Politics and policy
NHIF faults medics board over ghost clinics
Posted Thursday, July 19 2012 at 13:25
Kenya's national health insurance provider has accused the Medical Practitioners and Dentist Board’s (MPDB) of sleeping on the job with regard to the registration of health centres.
Senior managers of the National Hospital Insurance Fund (NHIF) say the board should have barred unregistered clinics from operating.
“If the board is aware that the facilities are not registered, it is their duty to ensure that they do not operate,” a statement by George Midiwo, the General Manager for Benefits and Quality said.
The board had claimed on Tuesday that 77 clinics allowed into the fund’s list of service providers were did not exist.

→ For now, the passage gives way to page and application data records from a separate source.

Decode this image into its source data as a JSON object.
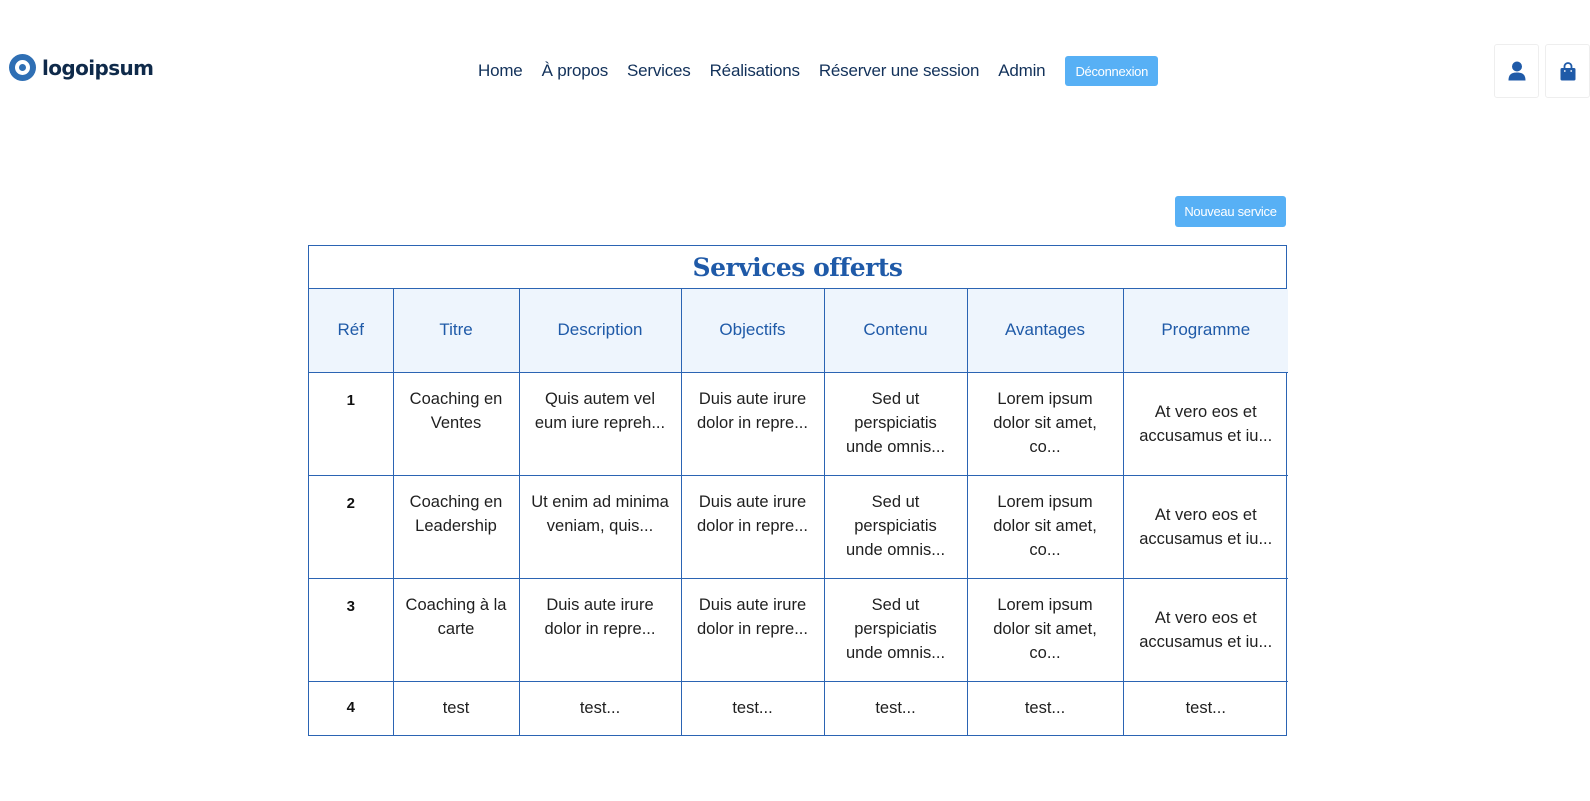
{
  "header": {
    "logo_text": "logoipsum",
    "nav": [
      "Home",
      "À propos",
      "Services",
      "Réalisations",
      "Réserver une session",
      "Admin"
    ],
    "logout_label": "Déconnexion",
    "icons": [
      "user-icon",
      "shopping-bag-icon"
    ]
  },
  "main": {
    "new_service_label": "Nouveau service",
    "table": {
      "title": "Services offerts",
      "columns": [
        "Réf",
        "Titre",
        "Description",
        "Objectifs",
        "Contenu",
        "Avantages",
        "Programme"
      ],
      "rows": [
        [
          "1",
          "Coaching en Ventes",
          "Quis autem vel eum iure repreh...",
          "Duis aute irure dolor in repre...",
          "Sed ut perspiciatis unde omnis...",
          "Lorem ipsum dolor sit amet, co...",
          "At vero eos et accusamus et iu..."
        ],
        [
          "2",
          "Coaching en Leadership",
          "Ut enim ad minima veniam, quis...",
          "Duis aute irure dolor in repre...",
          "Sed ut perspiciatis unde omnis...",
          "Lorem ipsum dolor sit amet, co...",
          "At vero eos et accusamus et iu..."
        ],
        [
          "3",
          "Coaching à la carte",
          "Duis aute irure dolor in repre...",
          "Duis aute irure dolor in repre...",
          "Sed ut perspiciatis unde omnis...",
          "Lorem ipsum dolor sit amet, co...",
          "At vero eos et accusamus et iu..."
        ],
        [
          "4",
          "test",
          "test...",
          "test...",
          "test...",
          "test...",
          "test..."
        ]
      ]
    }
  },
  "colors": {
    "accent": "#57b0f5",
    "brand_blue": "#1f5aa8",
    "table_border": "#2b64b3",
    "header_bg": "#eef5fd",
    "nav_text": "#12315a"
  }
}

“The accredited facilities do actually exist, are registered by the various statutory bodies and have the capacity to offer services to members of the medical scheme,” Mr Midiwo said.

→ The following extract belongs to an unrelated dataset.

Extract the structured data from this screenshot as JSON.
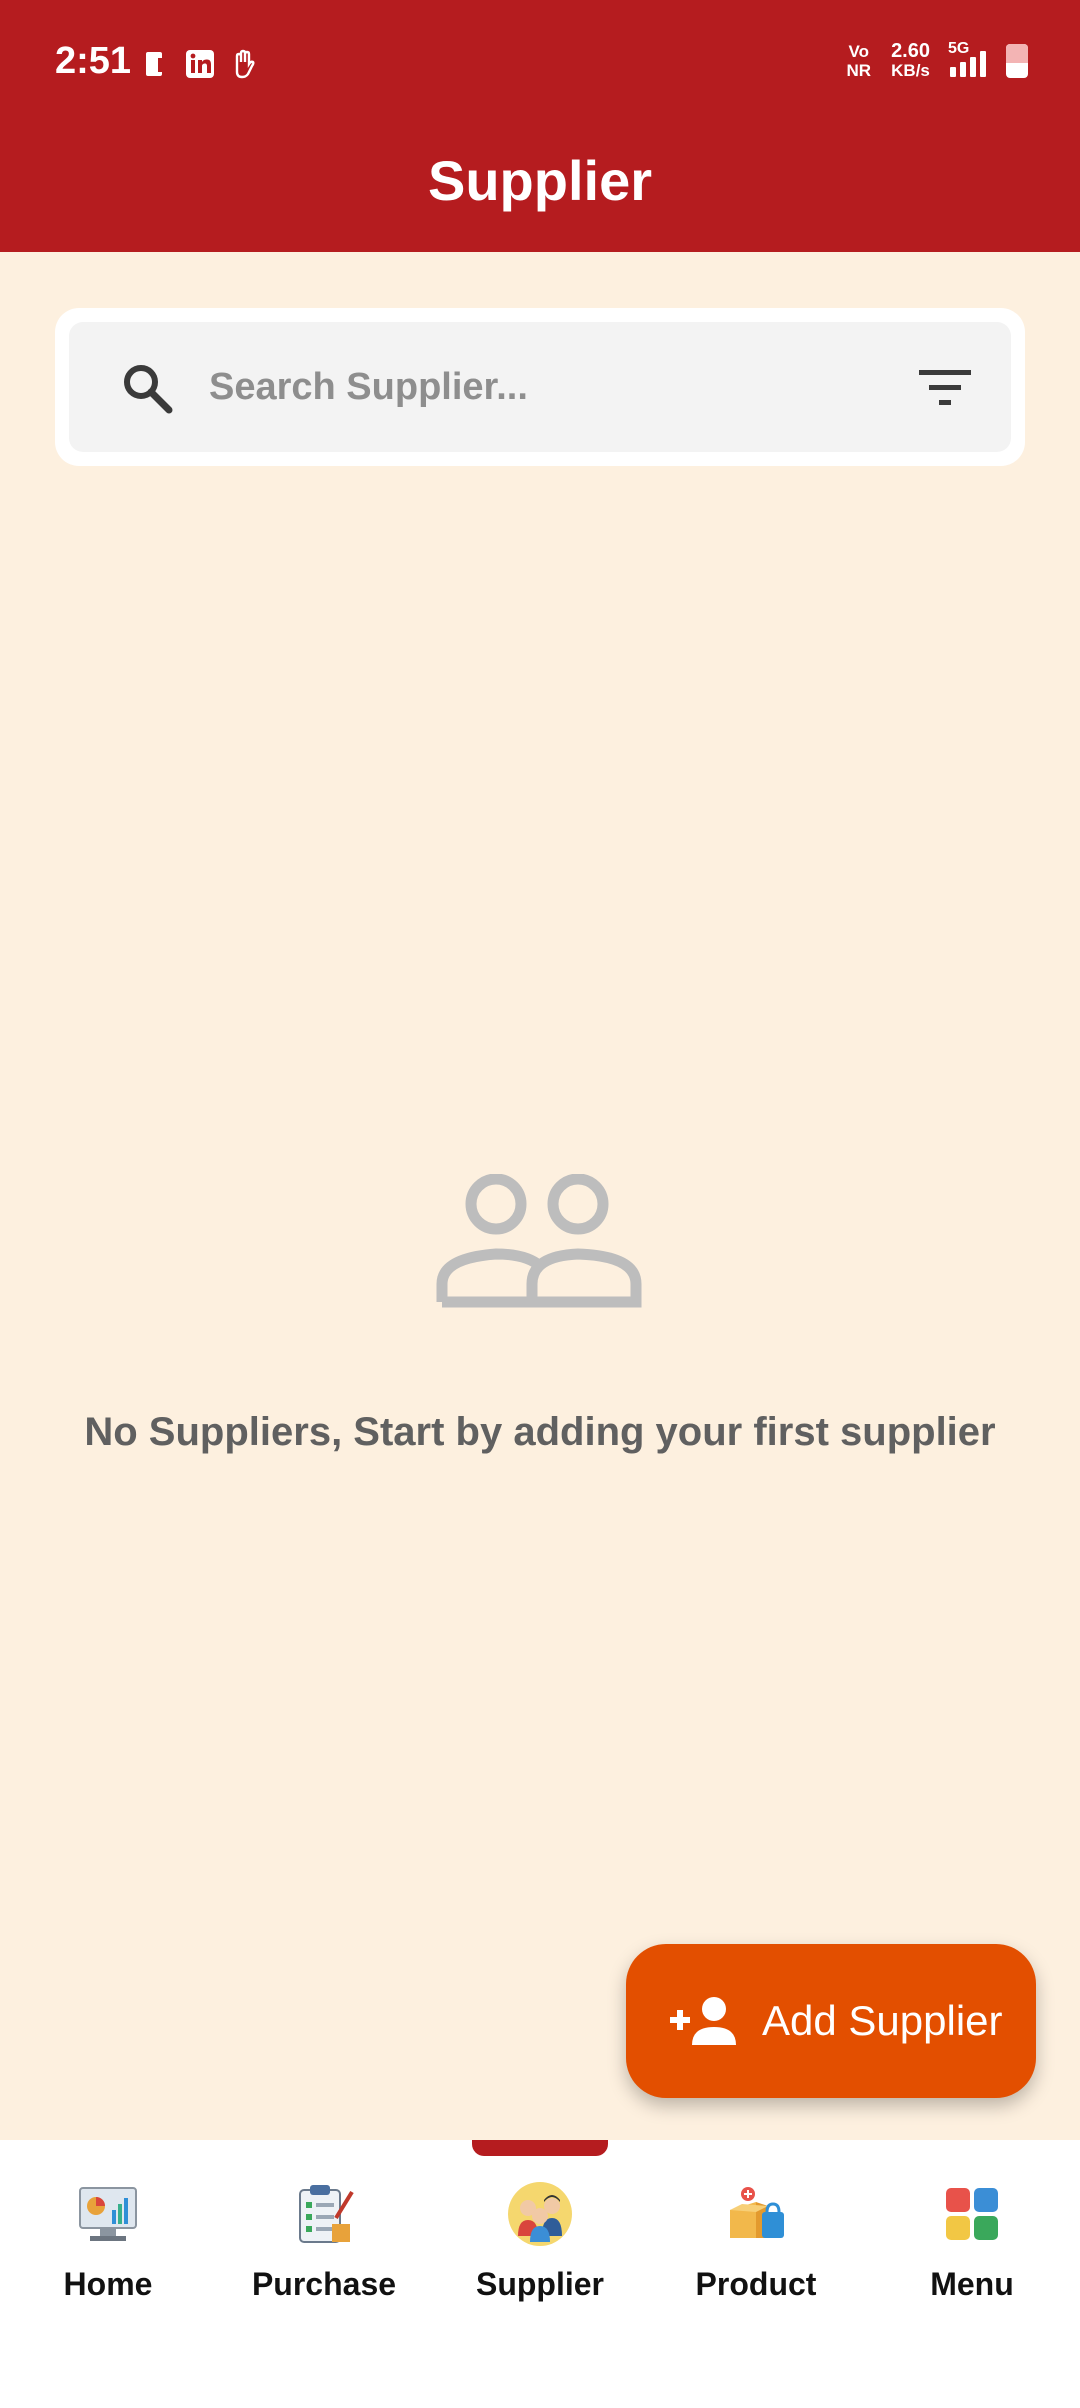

Some of the clinics alleged to “ghosts” included St Luke’s Mission Hospital (Kilifi), St Joseph (Trans Mara) and Sololo Mission Hospital (Marsabit).
Others were Lumumba Health Centre in Kisumu and Kipchimchim Mission Hospital in Kericho.
The 77 were part of a list of over 700 clinics the fund published last month following the cancellation of contracts with Meridian and Clinix providers. The two were alleged to have been paid millions of shillings for ghost outlets.
The board, however, insists that the facilities’ do not appear in its database.
“One of the requirements for selecting clinics was that they should be credited by our board. We cannot vouch for the existence, let alone the competence of the clinics in question,” said Mr Daniel Yumbya, the MPDB chief executive.
Health providers are required to submit to the board annual licences of practice, the names, qualifications of and contacts of their personnel among others for accreditation.
The director of Medical Services has since written to the fund requesting accreditation details of the healthcare providers highlighted.